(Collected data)
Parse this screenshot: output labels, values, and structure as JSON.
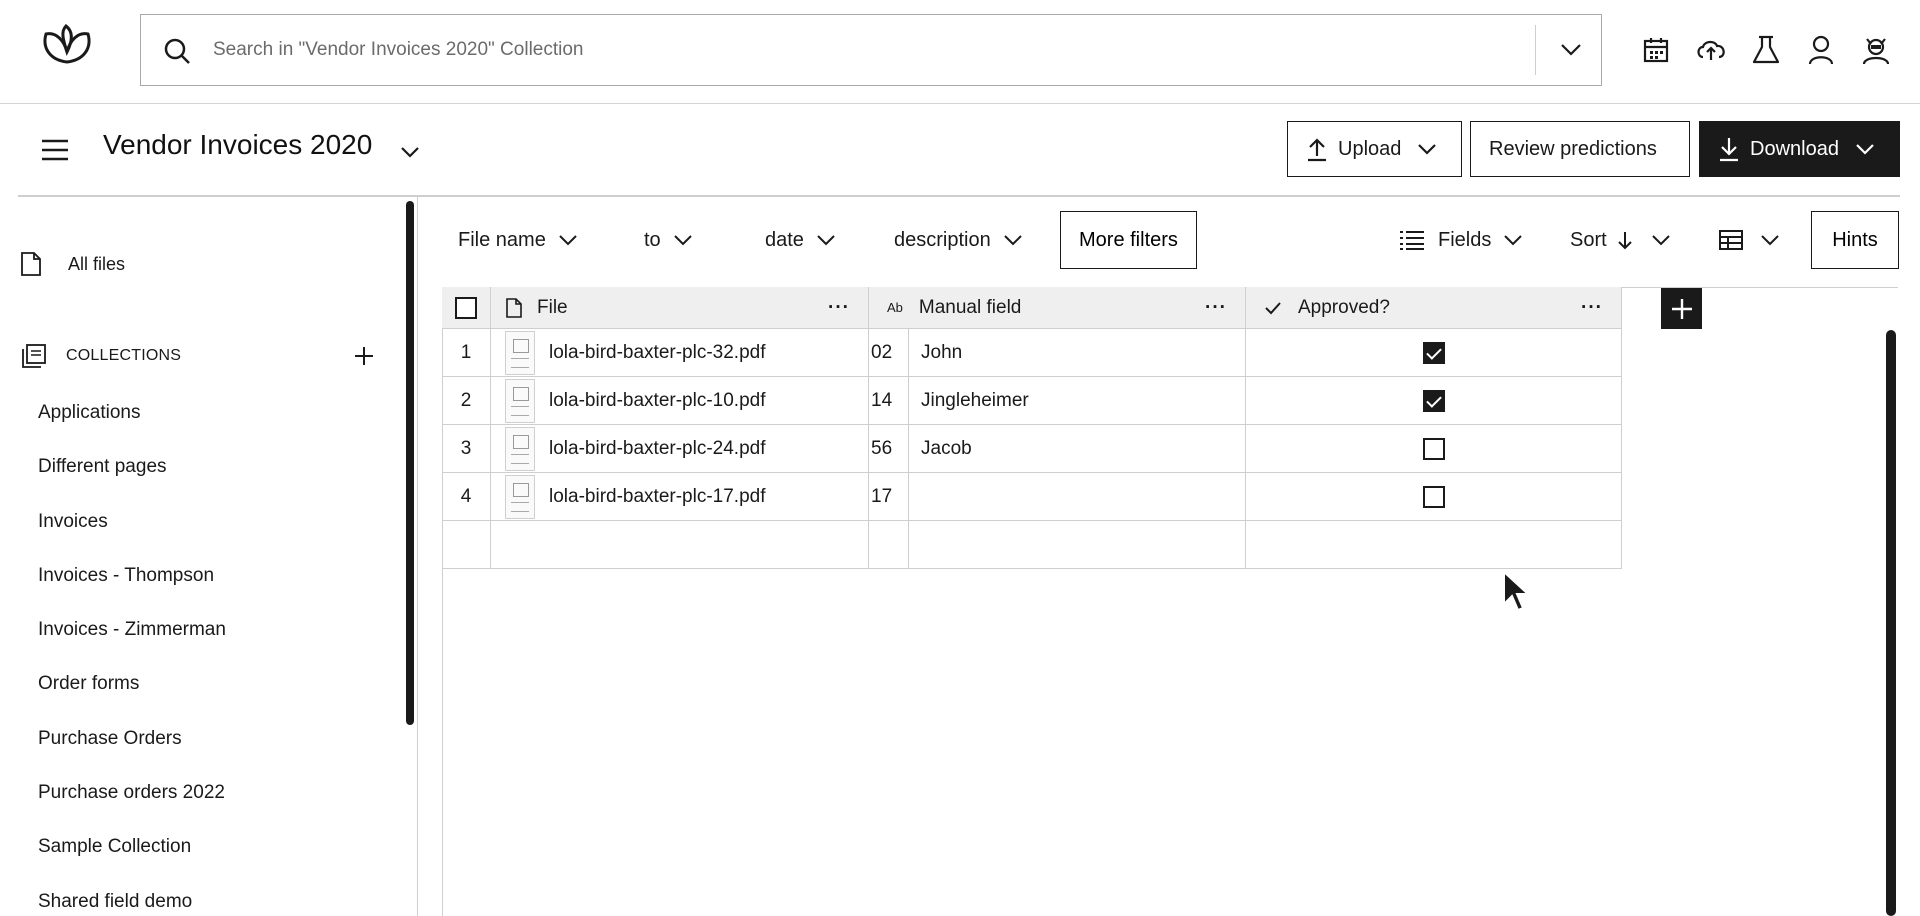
{
  "topbar": {
    "search_placeholder": "Search in \"Vendor Invoices 2020\" Collection",
    "icons": [
      "calendar-icon",
      "cloud-link-icon",
      "flask-icon",
      "user-icon",
      "bot-icon"
    ]
  },
  "header": {
    "collection_title": "Vendor Invoices 2020",
    "upload_label": "Upload",
    "review_label": "Review predictions",
    "download_label": "Download"
  },
  "sidebar": {
    "all_files": "All files",
    "collections_heading": "COLLECTIONS",
    "items": [
      "Applications",
      "Different pages",
      "Invoices",
      "Invoices - Thompson",
      "Invoices - Zimmerman",
      "Order forms",
      "Purchase Orders",
      "Purchase orders 2022",
      "Sample Collection",
      "Shared field demo"
    ]
  },
  "filters": {
    "file_name": "File name",
    "to": "to",
    "date": "date",
    "description": "description",
    "more_filters": "More filters",
    "fields": "Fields",
    "sort": "Sort",
    "hints": "Hints"
  },
  "table": {
    "columns": {
      "file": "File",
      "manual_field": "Manual field",
      "manual_field_type": "Ab",
      "approved": "Approved?"
    },
    "rows": [
      {
        "num": "1",
        "file": "lola-bird-baxter-plc-32.pdf",
        "partial": "02",
        "manual": "John",
        "approved": true
      },
      {
        "num": "2",
        "file": "lola-bird-baxter-plc-10.pdf",
        "partial": "14",
        "manual": "Jingleheimer",
        "approved": true
      },
      {
        "num": "3",
        "file": "lola-bird-baxter-plc-24.pdf",
        "partial": "56",
        "manual": "Jacob",
        "approved": false
      },
      {
        "num": "4",
        "file": "lola-bird-baxter-plc-17.pdf",
        "partial": "17",
        "manual": "",
        "approved": false
      }
    ]
  },
  "colors": {
    "dark": "#1a1a1a",
    "border": "#cfcfcf",
    "header_bg": "#efefef"
  }
}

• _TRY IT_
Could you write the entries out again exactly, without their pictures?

• _RESPONSE_
Parse this screenshot: output labels, values, and structure as JSON.
{
  "topbar": {
    "search_placeholder": "Search in \"Vendor Invoices 2020\" Collection",
    "icons": [
      "calendar-icon",
      "cloud-link-icon",
      "flask-icon",
      "user-icon",
      "bot-icon"
    ]
  },
  "header": {
    "collection_title": "Vendor Invoices 2020",
    "upload_label": "Upload",
    "review_label": "Review predictions",
    "download_label": "Download"
  },
  "sidebar": {
    "all_files": "All files",
    "collections_heading": "COLLECTIONS",
    "items": [
      "Applications",
      "Different pages",
      "Invoices",
      "Invoices - Thompson",
      "Invoices - Zimmerman",
      "Order forms",
      "Purchase Orders",
      "Purchase orders 2022",
      "Sample Collection",
      "Shared field demo"
    ]
  },
  "filters": {
    "file_name": "File name",
    "to": "to",
    "date": "date",
    "description": "description",
    "more_filters": "More filters",
    "fields": "Fields",
    "sort": "Sort",
    "hints": "Hints"
  },
  "table": {
    "columns": {
      "file": "File",
      "manual_field": "Manual field",
      "manual_field_type": "Ab",
      "approved": "Approved?"
    },
    "rows": [
      {
        "num": "1",
        "file": "lola-bird-baxter-plc-32.pdf",
        "partial": "02",
        "manual": "John",
        "approved": true
      },
      {
        "num": "2",
        "file": "lola-bird-baxter-plc-10.pdf",
        "partial": "14",
        "manual": "Jingleheimer",
        "approved": true
      },
      {
        "num": "3",
        "file": "lola-bird-baxter-plc-24.pdf",
        "partial": "56",
        "manual": "Jacob",
        "approved": false
      },
      {
        "num": "4",
        "file": "lola-bird-baxter-plc-17.pdf",
        "partial": "17",
        "manual": "",
        "approved": false
      }
    ]
  },
  "colors": {
    "dark": "#1a1a1a",
    "border": "#cfcfcf",
    "header_bg": "#efefef"
  }
}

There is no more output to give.